App and web page records

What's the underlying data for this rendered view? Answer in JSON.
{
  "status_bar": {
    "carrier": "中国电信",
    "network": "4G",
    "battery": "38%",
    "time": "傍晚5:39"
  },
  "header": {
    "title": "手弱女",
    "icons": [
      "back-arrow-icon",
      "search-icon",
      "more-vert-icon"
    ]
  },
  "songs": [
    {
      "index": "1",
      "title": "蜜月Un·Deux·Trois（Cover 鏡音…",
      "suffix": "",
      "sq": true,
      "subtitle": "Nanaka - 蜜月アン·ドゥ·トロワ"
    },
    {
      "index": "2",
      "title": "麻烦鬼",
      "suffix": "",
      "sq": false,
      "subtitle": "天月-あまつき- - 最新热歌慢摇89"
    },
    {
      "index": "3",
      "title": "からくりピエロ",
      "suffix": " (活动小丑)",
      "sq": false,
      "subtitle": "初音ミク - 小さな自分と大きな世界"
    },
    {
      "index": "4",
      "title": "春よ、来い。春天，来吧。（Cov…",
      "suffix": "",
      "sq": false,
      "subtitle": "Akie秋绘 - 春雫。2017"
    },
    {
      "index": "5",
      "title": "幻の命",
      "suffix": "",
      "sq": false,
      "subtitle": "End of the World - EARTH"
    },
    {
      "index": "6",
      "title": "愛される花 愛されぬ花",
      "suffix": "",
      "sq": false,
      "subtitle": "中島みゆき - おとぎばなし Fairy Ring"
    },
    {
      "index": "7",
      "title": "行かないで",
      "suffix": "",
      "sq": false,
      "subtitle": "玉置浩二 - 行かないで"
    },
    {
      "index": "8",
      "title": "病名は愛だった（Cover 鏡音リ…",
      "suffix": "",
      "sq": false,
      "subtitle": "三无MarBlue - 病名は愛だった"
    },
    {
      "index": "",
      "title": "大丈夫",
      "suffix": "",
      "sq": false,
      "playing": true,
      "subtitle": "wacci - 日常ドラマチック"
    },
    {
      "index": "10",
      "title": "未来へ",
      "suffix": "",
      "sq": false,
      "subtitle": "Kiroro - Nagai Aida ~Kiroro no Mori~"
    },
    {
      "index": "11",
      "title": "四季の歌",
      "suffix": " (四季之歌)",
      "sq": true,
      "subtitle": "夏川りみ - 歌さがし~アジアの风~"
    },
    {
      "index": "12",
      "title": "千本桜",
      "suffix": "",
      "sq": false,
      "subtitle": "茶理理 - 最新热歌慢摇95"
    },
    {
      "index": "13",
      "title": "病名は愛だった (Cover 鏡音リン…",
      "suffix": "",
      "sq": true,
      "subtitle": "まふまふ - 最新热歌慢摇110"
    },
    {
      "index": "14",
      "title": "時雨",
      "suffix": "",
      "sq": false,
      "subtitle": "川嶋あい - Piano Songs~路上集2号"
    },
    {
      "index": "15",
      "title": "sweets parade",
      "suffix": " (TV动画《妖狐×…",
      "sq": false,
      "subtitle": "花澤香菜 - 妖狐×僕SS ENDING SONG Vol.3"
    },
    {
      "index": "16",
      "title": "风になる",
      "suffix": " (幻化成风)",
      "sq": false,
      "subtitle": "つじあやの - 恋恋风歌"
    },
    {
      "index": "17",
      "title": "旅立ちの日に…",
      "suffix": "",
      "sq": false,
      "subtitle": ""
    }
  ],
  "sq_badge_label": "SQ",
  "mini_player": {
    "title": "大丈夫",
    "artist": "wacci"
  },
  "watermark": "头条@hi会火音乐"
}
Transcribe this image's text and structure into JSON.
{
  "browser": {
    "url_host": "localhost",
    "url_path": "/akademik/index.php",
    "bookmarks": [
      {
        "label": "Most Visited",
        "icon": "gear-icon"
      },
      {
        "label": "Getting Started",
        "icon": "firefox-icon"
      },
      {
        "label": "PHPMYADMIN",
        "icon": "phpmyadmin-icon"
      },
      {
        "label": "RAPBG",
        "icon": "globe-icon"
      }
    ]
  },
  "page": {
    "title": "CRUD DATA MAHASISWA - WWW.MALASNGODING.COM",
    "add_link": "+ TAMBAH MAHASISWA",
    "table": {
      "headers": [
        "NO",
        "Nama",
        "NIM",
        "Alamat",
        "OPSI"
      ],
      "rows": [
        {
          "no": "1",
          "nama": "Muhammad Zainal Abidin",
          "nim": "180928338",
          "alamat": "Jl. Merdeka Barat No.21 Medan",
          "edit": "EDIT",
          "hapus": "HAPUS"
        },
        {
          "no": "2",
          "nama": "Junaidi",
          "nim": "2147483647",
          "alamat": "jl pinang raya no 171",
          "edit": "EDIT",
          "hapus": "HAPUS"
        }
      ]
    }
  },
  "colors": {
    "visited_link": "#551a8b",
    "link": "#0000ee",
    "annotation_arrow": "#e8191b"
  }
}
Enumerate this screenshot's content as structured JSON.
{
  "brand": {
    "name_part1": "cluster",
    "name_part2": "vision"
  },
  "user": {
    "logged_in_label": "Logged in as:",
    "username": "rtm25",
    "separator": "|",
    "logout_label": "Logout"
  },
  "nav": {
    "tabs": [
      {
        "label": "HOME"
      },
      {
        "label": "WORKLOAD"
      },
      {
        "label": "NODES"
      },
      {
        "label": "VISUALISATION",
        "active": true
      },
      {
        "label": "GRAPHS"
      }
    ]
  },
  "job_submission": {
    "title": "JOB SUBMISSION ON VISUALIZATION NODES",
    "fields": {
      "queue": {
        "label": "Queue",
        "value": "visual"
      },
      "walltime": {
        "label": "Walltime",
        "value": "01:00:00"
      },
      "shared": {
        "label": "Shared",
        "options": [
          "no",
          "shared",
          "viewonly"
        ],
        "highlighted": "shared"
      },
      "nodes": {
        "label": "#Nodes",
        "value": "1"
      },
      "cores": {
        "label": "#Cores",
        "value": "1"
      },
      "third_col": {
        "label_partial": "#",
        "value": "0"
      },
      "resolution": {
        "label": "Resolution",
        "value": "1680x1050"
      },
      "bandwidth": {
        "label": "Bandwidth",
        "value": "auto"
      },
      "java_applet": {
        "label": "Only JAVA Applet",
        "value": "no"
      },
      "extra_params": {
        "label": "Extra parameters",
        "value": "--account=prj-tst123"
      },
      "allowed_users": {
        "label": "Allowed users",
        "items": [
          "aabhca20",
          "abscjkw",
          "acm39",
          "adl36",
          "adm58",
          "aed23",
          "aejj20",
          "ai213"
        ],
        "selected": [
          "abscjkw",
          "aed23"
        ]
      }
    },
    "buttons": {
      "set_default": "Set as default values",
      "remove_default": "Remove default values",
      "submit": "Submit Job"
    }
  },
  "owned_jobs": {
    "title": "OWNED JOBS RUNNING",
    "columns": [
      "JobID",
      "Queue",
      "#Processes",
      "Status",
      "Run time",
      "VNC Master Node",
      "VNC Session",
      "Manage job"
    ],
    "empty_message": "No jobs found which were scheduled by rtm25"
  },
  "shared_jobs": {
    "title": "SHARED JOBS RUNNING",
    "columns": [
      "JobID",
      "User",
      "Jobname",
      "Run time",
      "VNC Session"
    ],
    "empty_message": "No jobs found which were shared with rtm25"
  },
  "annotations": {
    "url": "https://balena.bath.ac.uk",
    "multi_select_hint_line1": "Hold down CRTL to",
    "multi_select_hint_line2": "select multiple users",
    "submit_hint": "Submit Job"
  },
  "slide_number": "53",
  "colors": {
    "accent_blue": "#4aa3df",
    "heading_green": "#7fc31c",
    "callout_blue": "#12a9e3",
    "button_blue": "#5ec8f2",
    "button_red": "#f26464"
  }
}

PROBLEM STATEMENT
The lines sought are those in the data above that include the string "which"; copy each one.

RESULT FOR THIS TASK
    "empty_message": "No jobs found which were scheduled by rtm25"
    "empty_message": "No jobs found which were shared with rtm25"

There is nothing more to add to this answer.